Osteoarthritis (OA) is a common condition in the aging population. It is characterized by a decrease in joint cartilage which leads to stiffness, pain, and disability. Many patients use non-steroidal anti-inflammatory drugs and opioid drugs, but these can cause adverse side effects. Ashwagandha (Withania somnifera, Solanaceae) is used to treat arthritis in Ayurvedic medicine, and has been reported to alleviate pain in patients with OA. Extracts of the root have been shown to have anti-inflammatory and analgesic properties. This prospective, randomized, double-blind, placebo-controlled study tested the efficacy of a water extract of ashwagandha roots and leaves (Sensoril®; Natreon Inc.; New Brunswick, New Jersey) in patients with knee OA.  
This study took place at the Department of Clinical Pharmacology and Therapeutics, Nizam's Institute of Medical Sciences, Hyderabad, India. Included patients were between 40 and 70 years old, had experienced knee pain for at least 6 months with a class I to III designation by the American Rheumatology Association (mild to moderate physical limitations), and had a baseline pain score of 40 mm using a visual analog scale (VAS). Patients were instructed to stop any pain medication 7-10 days before the study. The exclusion criteria were as follows: functional class IV designation (severe physical limitations); using an "alternative system of medicine"; psychiatric disorders; use of steroids within 12 weeks of the study; use of hyaluronic acid in the prior 9 months; needing joint replacement; recent knee trauma; uncontrolled high blood pressure or diabetes; problems with kidney or liver function; and pregnancy or lactation.

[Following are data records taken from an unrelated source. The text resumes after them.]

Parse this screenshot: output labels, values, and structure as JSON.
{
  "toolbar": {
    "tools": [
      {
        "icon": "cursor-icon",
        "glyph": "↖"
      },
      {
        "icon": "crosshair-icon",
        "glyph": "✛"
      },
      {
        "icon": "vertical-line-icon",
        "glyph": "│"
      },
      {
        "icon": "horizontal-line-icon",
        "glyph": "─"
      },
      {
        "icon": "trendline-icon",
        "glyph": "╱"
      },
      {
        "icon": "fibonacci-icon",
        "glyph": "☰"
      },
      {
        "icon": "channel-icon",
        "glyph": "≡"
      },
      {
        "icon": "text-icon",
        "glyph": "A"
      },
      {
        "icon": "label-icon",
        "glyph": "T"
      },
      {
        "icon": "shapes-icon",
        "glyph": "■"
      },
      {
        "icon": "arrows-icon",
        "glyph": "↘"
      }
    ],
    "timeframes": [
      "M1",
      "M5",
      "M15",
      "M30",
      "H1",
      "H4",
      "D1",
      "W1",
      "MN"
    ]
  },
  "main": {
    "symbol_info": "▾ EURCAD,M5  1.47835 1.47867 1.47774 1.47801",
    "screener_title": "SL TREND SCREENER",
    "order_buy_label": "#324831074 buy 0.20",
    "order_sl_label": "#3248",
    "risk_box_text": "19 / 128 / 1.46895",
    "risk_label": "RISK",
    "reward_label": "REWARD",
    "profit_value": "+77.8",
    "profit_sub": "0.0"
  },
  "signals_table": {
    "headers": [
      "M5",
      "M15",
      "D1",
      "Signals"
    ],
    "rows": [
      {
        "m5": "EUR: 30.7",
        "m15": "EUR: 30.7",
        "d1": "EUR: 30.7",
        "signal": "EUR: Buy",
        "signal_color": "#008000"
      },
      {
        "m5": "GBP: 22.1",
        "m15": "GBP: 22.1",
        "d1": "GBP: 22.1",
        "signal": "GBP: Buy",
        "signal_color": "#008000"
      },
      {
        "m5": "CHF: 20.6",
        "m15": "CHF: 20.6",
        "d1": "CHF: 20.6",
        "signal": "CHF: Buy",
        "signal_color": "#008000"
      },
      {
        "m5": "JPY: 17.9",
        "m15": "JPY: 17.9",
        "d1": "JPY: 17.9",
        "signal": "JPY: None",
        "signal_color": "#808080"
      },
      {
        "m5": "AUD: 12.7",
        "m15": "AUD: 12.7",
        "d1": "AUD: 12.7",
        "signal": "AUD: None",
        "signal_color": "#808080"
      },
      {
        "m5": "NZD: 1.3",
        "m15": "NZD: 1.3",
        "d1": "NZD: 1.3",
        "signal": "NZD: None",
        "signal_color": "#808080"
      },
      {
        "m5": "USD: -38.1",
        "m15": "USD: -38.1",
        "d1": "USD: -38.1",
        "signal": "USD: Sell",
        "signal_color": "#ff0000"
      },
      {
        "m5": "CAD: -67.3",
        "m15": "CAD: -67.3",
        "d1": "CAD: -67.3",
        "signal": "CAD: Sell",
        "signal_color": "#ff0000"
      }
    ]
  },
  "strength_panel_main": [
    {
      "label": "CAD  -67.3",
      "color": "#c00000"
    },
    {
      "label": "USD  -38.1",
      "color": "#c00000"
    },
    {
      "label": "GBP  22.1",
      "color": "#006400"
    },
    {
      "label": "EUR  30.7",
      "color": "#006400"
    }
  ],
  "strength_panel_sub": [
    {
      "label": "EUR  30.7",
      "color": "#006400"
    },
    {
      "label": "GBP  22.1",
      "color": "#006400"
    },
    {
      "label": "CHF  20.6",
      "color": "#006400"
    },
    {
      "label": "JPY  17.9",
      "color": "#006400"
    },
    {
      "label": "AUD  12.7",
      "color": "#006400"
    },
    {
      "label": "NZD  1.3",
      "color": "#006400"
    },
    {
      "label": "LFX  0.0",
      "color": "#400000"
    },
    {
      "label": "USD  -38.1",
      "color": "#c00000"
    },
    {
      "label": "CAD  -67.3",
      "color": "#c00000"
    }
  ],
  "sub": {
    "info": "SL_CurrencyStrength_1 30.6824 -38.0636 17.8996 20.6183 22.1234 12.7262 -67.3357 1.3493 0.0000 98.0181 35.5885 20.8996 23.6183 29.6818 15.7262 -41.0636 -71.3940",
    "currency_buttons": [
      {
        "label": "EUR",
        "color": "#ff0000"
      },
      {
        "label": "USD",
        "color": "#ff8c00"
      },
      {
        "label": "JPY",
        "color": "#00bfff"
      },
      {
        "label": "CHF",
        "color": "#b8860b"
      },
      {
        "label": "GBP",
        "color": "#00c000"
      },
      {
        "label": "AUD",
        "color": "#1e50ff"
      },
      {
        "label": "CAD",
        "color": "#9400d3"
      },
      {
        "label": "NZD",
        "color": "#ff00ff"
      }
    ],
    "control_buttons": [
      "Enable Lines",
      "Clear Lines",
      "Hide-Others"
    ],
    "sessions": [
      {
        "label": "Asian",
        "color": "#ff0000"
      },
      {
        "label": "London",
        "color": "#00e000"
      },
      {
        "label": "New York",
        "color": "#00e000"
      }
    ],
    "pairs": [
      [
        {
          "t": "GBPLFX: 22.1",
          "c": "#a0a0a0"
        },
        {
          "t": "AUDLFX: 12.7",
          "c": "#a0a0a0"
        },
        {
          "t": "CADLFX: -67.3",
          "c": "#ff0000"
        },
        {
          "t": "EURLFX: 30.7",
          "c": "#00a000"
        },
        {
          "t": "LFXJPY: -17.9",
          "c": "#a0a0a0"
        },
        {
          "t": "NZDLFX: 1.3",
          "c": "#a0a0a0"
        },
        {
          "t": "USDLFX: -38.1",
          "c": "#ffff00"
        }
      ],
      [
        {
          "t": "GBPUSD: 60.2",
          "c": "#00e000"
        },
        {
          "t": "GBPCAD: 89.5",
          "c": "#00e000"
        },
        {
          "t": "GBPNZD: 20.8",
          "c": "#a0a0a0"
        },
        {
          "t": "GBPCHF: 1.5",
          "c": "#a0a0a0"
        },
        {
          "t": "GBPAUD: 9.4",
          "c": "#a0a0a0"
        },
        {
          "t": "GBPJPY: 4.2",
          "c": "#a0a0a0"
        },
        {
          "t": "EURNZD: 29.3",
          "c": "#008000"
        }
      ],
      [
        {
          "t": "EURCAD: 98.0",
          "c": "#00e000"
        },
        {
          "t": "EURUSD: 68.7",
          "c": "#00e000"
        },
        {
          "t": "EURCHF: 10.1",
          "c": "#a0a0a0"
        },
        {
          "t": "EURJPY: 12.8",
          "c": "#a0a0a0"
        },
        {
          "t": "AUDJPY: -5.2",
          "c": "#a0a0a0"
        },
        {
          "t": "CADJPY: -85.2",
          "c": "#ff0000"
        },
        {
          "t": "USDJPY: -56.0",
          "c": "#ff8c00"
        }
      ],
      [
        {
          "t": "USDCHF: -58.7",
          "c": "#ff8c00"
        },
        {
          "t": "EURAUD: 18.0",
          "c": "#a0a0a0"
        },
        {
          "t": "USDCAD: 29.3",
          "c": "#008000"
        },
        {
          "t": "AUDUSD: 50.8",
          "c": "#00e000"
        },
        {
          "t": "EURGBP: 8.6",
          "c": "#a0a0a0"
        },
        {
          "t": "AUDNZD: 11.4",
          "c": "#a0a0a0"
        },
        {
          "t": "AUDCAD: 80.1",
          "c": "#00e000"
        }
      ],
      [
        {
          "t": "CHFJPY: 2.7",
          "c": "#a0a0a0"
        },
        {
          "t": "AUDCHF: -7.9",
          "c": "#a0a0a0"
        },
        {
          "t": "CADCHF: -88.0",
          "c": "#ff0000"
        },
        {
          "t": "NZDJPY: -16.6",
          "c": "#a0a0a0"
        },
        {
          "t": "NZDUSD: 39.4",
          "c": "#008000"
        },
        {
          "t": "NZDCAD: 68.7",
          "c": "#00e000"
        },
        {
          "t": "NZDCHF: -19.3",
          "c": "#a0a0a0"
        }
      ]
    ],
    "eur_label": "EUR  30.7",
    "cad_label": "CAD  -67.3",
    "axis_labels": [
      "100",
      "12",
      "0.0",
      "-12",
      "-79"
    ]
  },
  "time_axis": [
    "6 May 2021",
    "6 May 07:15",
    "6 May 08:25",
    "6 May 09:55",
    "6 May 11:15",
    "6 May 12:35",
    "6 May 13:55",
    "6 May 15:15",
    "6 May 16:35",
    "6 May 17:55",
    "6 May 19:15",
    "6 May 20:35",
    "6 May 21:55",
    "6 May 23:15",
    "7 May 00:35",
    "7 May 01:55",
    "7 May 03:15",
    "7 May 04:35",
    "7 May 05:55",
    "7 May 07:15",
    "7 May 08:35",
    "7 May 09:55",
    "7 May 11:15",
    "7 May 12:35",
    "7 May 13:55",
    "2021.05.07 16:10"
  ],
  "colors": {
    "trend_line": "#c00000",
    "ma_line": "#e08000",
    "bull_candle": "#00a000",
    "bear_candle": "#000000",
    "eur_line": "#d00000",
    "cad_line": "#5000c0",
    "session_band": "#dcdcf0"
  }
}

Included patients were randomly assigned to receive either Sensoril, administered in 125-mg or 250-mg capsules, or placebo capsules, also provided by Natreon Inc. The Sensoril capsules were standardized to contain ≥ 10% withanolide glycosides, ≥ 32% oligosaccharides, and ≤ 0.5% withaferin A. Patients took 2 capsules with water daily after meals for 12 weeks. Rescue pain medication was acetaminophen (650-mg tablets), and compliance was gauged by pill count. Screening for adverse side effects also was conducted.
This study's primary outcomes were any change in pain or stiffness measured using the Modified Western Ontario and McMaster University Osteoarthritis Index (WOMAC) from baseline to endpoint. This system uses numerical assessments similar to a VAS, where lower scores indicate better physical condition. Secondary outcomes were any changes in the score after 4 and 8 weeks, changes in the Knee Swelling Index (KSI, determined by knee circumference), and VAS of pain, disability, and stiffness, after 4, 8, and 12 weeks of treatment or placebo. Also assessed were the use of rescue medication and the Physician Global Assessment scale, which gauged symptom relief.

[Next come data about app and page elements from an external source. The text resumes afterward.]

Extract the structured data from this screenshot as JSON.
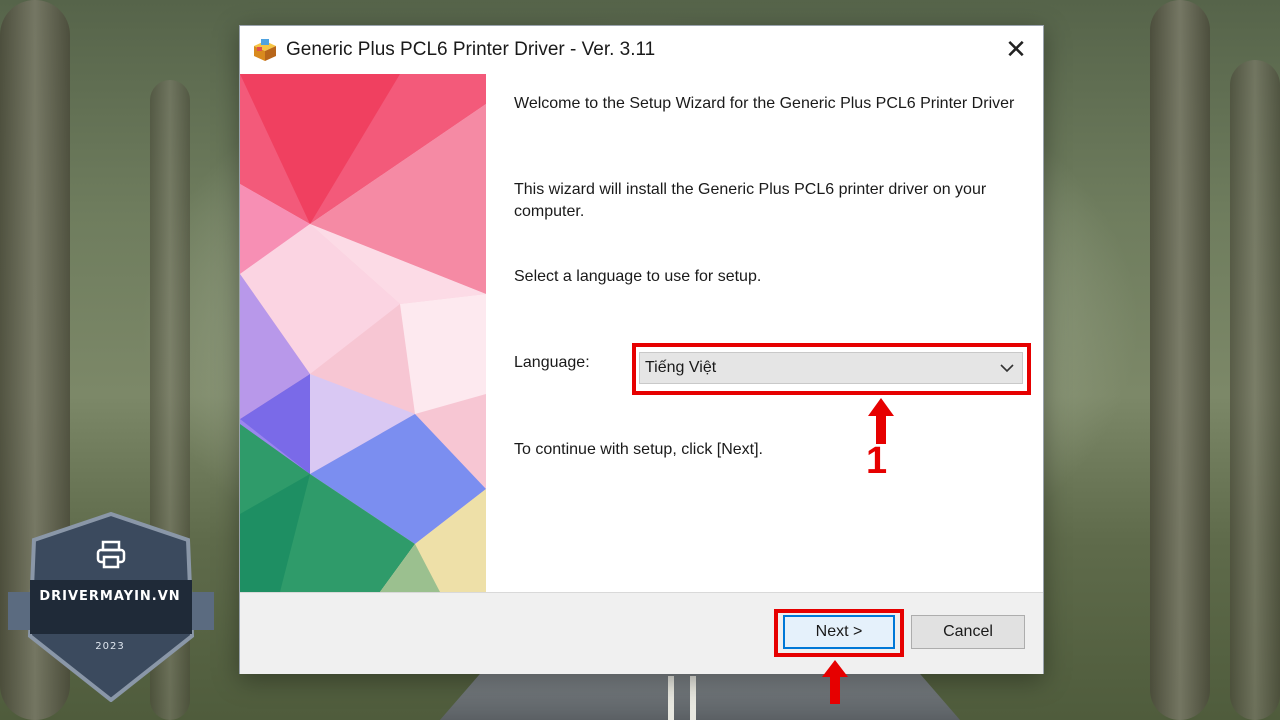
{
  "window": {
    "title": "Generic Plus PCL6 Printer Driver - Ver. 3.11",
    "close_glyph": "✕"
  },
  "content": {
    "welcome": "Welcome to the Setup Wizard for the Generic Plus PCL6 Printer Driver",
    "install_info": "This wizard will install the Generic Plus PCL6 printer driver on your computer.",
    "select_prompt": "Select a language to use for setup.",
    "language_label": "Language:",
    "language_value": "Tiếng Việt",
    "continue_hint": "To continue with setup, click [Next]."
  },
  "buttons": {
    "next": "Next >",
    "cancel": "Cancel"
  },
  "annotations": {
    "step_number": "1",
    "highlight_color": "#e60000"
  },
  "badge": {
    "site": "DRIVERMAYIN.VN",
    "year": "2023",
    "icon": "printer-icon"
  },
  "icons": [
    "installer-box-icon",
    "close-icon",
    "chevron-down-icon",
    "printer-icon",
    "up-arrow-icon"
  ]
}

In total, 60 patients (43 men and 17 women; average age, 57.78 ± 4.49 years) were randomly assigned equally into 3 groups. There were no dropouts in this study and no significant differences among groups at baseline in demographic parameters or WOMAC, KSI, or VAS scores. After 12 weeks of treatment, the WOMAC score significantly decreased in both treatment groups, indicating improvement (250 mg ashwagandha, P<0.001; 125 mg ashwagandha, P<0.05). Also, the percent decrease in WOMAC score from baseline to endpoint was significantly greater in those in the 250-mg group as compared with both the 125-mg group (P<0.001) and the placebo group (P<0.001). This also was significantly greater in those taking 125 mg of ashwagandha as compared with the placebo group (P<0.01).

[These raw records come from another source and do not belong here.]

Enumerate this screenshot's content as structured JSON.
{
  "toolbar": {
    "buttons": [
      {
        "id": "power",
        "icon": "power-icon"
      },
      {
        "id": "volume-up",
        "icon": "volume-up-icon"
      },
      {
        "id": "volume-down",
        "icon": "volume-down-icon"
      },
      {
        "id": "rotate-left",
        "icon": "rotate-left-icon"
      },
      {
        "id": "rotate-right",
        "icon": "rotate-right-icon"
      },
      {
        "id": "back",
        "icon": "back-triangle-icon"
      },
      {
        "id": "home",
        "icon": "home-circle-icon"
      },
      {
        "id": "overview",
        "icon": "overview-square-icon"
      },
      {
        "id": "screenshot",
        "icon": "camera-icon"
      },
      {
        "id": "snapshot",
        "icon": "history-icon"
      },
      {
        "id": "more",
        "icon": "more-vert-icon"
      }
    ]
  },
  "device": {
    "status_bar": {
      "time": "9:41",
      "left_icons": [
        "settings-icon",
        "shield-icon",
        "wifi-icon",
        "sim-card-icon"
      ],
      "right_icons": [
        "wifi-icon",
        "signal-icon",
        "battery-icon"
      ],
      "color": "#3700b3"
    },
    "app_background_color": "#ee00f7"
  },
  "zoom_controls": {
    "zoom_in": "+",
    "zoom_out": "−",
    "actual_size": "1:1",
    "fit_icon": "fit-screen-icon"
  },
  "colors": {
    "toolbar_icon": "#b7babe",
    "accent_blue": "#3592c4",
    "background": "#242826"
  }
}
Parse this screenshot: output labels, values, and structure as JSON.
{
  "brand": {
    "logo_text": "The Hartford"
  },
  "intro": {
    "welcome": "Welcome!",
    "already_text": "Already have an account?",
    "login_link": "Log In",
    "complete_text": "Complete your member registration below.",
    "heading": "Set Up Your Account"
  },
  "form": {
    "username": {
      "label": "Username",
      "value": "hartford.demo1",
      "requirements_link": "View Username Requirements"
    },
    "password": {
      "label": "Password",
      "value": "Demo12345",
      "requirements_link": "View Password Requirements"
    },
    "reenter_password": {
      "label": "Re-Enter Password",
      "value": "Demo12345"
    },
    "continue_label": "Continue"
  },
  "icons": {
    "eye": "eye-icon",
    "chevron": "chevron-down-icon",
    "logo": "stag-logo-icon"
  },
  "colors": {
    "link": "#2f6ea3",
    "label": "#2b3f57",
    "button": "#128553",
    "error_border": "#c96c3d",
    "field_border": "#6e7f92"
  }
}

The KSI score significantly decreased from baseline to endpoint in those taking 250 mg of ashwagandha (P<0.001), as well as in those taking 125 mg (P<0.05). The percent decrease was also significantly greater in those taking 250 mg as compared with both 125 mg (P<0.001) and placebo (P<0.001). The VAS scores for pain, stiffness, and disability were all significantly decreased in those taking 250 mg (P<0.001 for all) and 125 mg (P<0.05 for all). The changes in these scores were all significantly greater in those taking 250 mg as compared with those taking 125 mg (P<0.001) and placebo (P<0.001). The changes in scores were also significantly greater in those taking 125 mg as compared with placebo (P<0.01).
Acetaminophen use was an average of 10 tablets in the 250-mg group, 13 tablets in the 125-mg group, and 17 tablets in the placebo group. According to the Physician Global Assessment, 15 patients taking 250 mg thought the treatment was excellent, and 5 thought it was good. In those taking 125 mg, 17 thought it was good, and 3 thought it was fair; in those taking the placebo, 1 patient thought treatment was fair, and 19 thought it was poor. After 4 weeks of treatment, only those in the 250-mg group had significant reductions in WOMAC score, KSI, and VAS of pain, stiffness, and disability (P<0.01 for all). After 8 weeks, this was still observed in the 250-mg group, and those in 125-mg group had a significant reduction in VAS of stiffness (P<0.05). It is mentioned that 4 patients taking 250 mg of ashwagandha had nausea and 1 patient had gastritis; 2 patients taking 125 mg had nausea and headaches. No adverse side effects were reported in the placebo group.
This study suggests the use of ashwagandha in treating mild and moderate knee OA. The authors note that as withaferin A has been shown to modulate pain, this may explain the significant reduction of pain in those taking ashwagandha. The significant decrease in KSI scores also supports that ashwagandha may be working as an anti-inflammatory agent. While further studies are needed to understand its therapeutic efficacy, this botanical may be an effective adjuvant treatment in those with OA.
Amy C. Keller, PhD